It will initially be run out of the Ministry of Health before becoming a separate body run by a new "Director of Suicide Prevention". That appointment is expected to be made shortly.

The "Every Life Matters" plan replaces a previous Government suicide prevention strategy that was in place until 2016 and aims to provide an overarching strategy for how to tackle the problem

Major updates include:

• Undertaking more research to get better data
• A focus on Māori leadership in suicide prevention
• Looking more specifically at-risk population groups
• Aiming to provide better support for bereaved families

"Our rate of suicide is a long-term national tragedy and has been for many years. Change will take time but this plan and the actions the Government has already in place are an important start," Arden said.

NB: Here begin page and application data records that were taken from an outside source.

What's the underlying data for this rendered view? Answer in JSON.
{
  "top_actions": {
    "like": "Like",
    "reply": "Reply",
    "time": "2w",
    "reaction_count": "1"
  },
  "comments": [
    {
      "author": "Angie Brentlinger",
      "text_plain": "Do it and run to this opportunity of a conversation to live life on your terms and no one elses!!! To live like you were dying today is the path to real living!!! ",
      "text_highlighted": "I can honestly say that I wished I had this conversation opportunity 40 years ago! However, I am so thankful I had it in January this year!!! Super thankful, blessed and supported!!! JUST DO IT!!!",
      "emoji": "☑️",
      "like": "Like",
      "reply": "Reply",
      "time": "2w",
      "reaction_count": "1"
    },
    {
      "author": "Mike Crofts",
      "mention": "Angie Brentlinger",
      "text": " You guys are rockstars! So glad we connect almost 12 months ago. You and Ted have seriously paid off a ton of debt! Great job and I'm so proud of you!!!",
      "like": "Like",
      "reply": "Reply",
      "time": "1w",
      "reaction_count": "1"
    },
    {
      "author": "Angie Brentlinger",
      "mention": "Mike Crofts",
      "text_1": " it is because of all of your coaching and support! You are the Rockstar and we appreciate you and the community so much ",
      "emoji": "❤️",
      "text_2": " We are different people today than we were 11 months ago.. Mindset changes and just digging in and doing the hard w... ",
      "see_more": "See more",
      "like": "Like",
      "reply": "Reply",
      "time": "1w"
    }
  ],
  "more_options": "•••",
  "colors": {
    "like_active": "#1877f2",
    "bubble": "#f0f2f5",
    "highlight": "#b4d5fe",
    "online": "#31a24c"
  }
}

The Government in its May Budget included $1.9 billion of new funding for mental health over four years, including $40 million specifically put aside for suicide prevention.